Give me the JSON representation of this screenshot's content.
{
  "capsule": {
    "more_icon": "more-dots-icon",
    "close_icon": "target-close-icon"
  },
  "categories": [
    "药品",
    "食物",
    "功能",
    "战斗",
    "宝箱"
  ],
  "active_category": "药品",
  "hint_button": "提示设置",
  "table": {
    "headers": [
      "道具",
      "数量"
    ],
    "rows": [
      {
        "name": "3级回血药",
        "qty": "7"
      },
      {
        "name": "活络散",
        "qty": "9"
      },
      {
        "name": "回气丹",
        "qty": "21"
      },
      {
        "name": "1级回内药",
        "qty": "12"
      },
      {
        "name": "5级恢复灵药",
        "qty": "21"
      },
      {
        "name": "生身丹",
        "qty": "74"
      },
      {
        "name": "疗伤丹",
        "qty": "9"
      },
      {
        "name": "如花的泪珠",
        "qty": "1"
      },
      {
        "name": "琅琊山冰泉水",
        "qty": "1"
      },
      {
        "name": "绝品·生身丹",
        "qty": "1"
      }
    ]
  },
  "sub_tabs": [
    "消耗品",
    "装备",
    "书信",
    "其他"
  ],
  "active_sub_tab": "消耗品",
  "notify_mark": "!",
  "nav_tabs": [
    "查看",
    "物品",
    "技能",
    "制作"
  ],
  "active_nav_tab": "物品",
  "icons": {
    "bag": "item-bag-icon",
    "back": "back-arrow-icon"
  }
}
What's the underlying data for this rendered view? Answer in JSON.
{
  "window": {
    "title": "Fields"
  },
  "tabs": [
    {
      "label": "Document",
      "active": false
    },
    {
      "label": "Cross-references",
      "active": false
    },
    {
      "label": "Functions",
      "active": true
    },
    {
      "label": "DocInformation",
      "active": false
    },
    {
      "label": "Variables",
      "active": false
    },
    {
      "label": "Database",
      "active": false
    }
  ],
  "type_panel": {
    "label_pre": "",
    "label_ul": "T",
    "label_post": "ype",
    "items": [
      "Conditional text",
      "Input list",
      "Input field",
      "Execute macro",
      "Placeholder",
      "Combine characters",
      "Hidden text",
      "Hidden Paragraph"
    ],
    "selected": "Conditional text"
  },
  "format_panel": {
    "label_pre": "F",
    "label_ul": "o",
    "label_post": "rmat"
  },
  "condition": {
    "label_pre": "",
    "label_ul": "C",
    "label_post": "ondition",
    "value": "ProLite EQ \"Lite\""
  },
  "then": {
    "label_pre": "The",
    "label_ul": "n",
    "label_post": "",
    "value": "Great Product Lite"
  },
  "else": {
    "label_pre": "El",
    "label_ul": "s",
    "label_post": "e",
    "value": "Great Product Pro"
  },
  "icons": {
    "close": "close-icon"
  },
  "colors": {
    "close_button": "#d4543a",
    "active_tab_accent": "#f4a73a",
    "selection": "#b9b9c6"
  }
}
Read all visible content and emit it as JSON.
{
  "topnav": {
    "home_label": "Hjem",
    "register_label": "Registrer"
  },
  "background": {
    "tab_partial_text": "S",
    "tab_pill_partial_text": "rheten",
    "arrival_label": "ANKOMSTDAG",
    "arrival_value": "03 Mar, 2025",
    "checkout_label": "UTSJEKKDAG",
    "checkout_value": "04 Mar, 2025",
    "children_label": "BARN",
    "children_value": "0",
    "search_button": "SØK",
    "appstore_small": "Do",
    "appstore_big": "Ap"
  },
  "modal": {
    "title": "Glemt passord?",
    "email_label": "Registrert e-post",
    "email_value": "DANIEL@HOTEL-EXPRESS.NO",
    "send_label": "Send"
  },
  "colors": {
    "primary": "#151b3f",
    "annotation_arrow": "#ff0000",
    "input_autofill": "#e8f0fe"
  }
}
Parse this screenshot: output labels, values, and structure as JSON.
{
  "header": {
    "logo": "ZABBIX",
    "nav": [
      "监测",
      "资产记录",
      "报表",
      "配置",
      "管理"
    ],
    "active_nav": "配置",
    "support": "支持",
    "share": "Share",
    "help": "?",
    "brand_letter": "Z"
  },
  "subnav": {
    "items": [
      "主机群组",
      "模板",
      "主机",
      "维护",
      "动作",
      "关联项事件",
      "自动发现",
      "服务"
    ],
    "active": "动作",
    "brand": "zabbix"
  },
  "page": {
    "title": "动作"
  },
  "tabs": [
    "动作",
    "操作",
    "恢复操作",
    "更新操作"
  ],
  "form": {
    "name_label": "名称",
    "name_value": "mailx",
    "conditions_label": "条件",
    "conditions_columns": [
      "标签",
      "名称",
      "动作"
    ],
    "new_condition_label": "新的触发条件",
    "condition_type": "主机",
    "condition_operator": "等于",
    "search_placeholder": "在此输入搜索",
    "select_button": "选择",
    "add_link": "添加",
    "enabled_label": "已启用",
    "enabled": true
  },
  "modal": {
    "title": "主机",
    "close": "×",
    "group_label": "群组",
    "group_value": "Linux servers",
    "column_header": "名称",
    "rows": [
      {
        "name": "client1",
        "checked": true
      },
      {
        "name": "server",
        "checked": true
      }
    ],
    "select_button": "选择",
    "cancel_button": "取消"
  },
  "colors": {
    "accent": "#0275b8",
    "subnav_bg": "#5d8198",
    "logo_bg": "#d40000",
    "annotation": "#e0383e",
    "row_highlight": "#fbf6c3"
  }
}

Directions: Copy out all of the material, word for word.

Answer section:
Give me the JSON representation of this screenshot's content.
{
  "capsule": {
    "more_icon": "more-dots-icon",
    "close_icon": "target-close-icon"
  },
  "categories": [
    "药品",
    "食物",
    "功能",
    "战斗",
    "宝箱"
  ],
  "active_category": "药品",
  "hint_button": "提示设置",
  "table": {
    "headers": [
      "道具",
      "数量"
    ],
    "rows": [
      {
        "name": "3级回血药",
        "qty": "7"
      },
      {
        "name": "活络散",
        "qty": "9"
      },
      {
        "name": "回气丹",
        "qty": "21"
      },
      {
        "name": "1级回内药",
        "qty": "12"
      },
      {
        "name": "5级恢复灵药",
        "qty": "21"
      },
      {
        "name": "生身丹",
        "qty": "74"
      },
      {
        "name": "疗伤丹",
        "qty": "9"
      },
      {
        "name": "如花的泪珠",
        "qty": "1"
      },
      {
        "name": "琅琊山冰泉水",
        "qty": "1"
      },
      {
        "name": "绝品·生身丹",
        "qty": "1"
      }
    ]
  },
  "sub_tabs": [
    "消耗品",
    "装备",
    "书信",
    "其他"
  ],
  "active_sub_tab": "消耗品",
  "notify_mark": "!",
  "nav_tabs": [
    "查看",
    "物品",
    "技能",
    "制作"
  ],
  "active_nav_tab": "物品",
  "icons": {
    "bag": "item-bag-icon",
    "back": "back-arrow-icon"
  }
}
What's the underlying data for this rendered view? Answer in JSON.
{
  "window": {
    "title": "Fields"
  },
  "tabs": [
    {
      "label": "Document",
      "active": false
    },
    {
      "label": "Cross-references",
      "active": false
    },
    {
      "label": "Functions",
      "active": true
    },
    {
      "label": "DocInformation",
      "active": false
    },
    {
      "label": "Variables",
      "active": false
    },
    {
      "label": "Database",
      "active": false
    }
  ],
  "type_panel": {
    "label_pre": "",
    "label_ul": "T",
    "label_post": "ype",
    "items": [
      "Conditional text",
      "Input list",
      "Input field",
      "Execute macro",
      "Placeholder",
      "Combine characters",
      "Hidden text",
      "Hidden Paragraph"
    ],
    "selected": "Conditional text"
  },
  "format_panel": {
    "label_pre": "F",
    "label_ul": "o",
    "label_post": "rmat"
  },
  "condition": {
    "label_pre": "",
    "label_ul": "C",
    "label_post": "ondition",
    "value": "ProLite EQ \"Lite\""
  },
  "then": {
    "label_pre": "The",
    "label_ul": "n",
    "label_post": "",
    "value": "Great Product Lite"
  },
  "else": {
    "label_pre": "El",
    "label_ul": "s",
    "label_post": "e",
    "value": "Great Product Pro"
  },
  "icons": {
    "close": "close-icon"
  },
  "colors": {
    "close_button": "#d4543a",
    "active_tab_accent": "#f4a73a",
    "selection": "#b9b9c6"
  }
}
Read all visible content and emit it as JSON.
{
  "topnav": {
    "home_label": "Hjem",
    "register_label": "Registrer"
  },
  "background": {
    "tab_partial_text": "S",
    "tab_pill_partial_text": "rheten",
    "arrival_label": "ANKOMSTDAG",
    "arrival_value": "03 Mar, 2025",
    "checkout_label": "UTSJEKKDAG",
    "checkout_value": "04 Mar, 2025",
    "children_label": "BARN",
    "children_value": "0",
    "search_button": "SØK",
    "appstore_small": "Do",
    "appstore_big": "Ap"
  },
  "modal": {
    "title": "Glemt passord?",
    "email_label": "Registrert e-post",
    "email_value": "DANIEL@HOTEL-EXPRESS.NO",
    "send_label": "Send"
  },
  "colors": {
    "primary": "#151b3f",
    "annotation_arrow": "#ff0000",
    "input_autofill": "#e8f0fe"
  }
}
Parse this screenshot: output labels, values, and structure as JSON.
{
  "header": {
    "logo": "ZABBIX",
    "nav": [
      "监测",
      "资产记录",
      "报表",
      "配置",
      "管理"
    ],
    "active_nav": "配置",
    "support": "支持",
    "share": "Share",
    "help": "?",
    "brand_letter": "Z"
  },
  "subnav": {
    "items": [
      "主机群组",
      "模板",
      "主机",
      "维护",
      "动作",
      "关联项事件",
      "自动发现",
      "服务"
    ],
    "active": "动作",
    "brand": "zabbix"
  },
  "page": {
    "title": "动作"
  },
  "tabs": [
    "动作",
    "操作",
    "恢复操作",
    "更新操作"
  ],
  "form": {
    "name_label": "名称",
    "name_value": "mailx",
    "conditions_label": "条件",
    "conditions_columns": [
      "标签",
      "名称",
      "动作"
    ],
    "new_condition_label": "新的触发条件",
    "condition_type": "主机",
    "condition_operator": "等于",
    "search_placeholder": "在此输入搜索",
    "select_button": "选择",
    "add_link": "添加",
    "enabled_label": "已启用",
    "enabled": true
  },
  "modal": {
    "title": "主机",
    "close": "×",
    "group_label": "群组",
    "group_value": "Linux servers",
    "column_header": "名称",
    "rows": [
      {
        "name": "client1",
        "checked": true
      },
      {
        "name": "server",
        "checked": true
      }
    ],
    "select_button": "选择",
    "cancel_button": "取消"
  },
  "colors": {
    "accent": "#0275b8",
    "subnav_bg": "#5d8198",
    "logo_bg": "#d40000",
    "annotation": "#e0383e",
    "row_highlight": "#fbf6c3"
  }
}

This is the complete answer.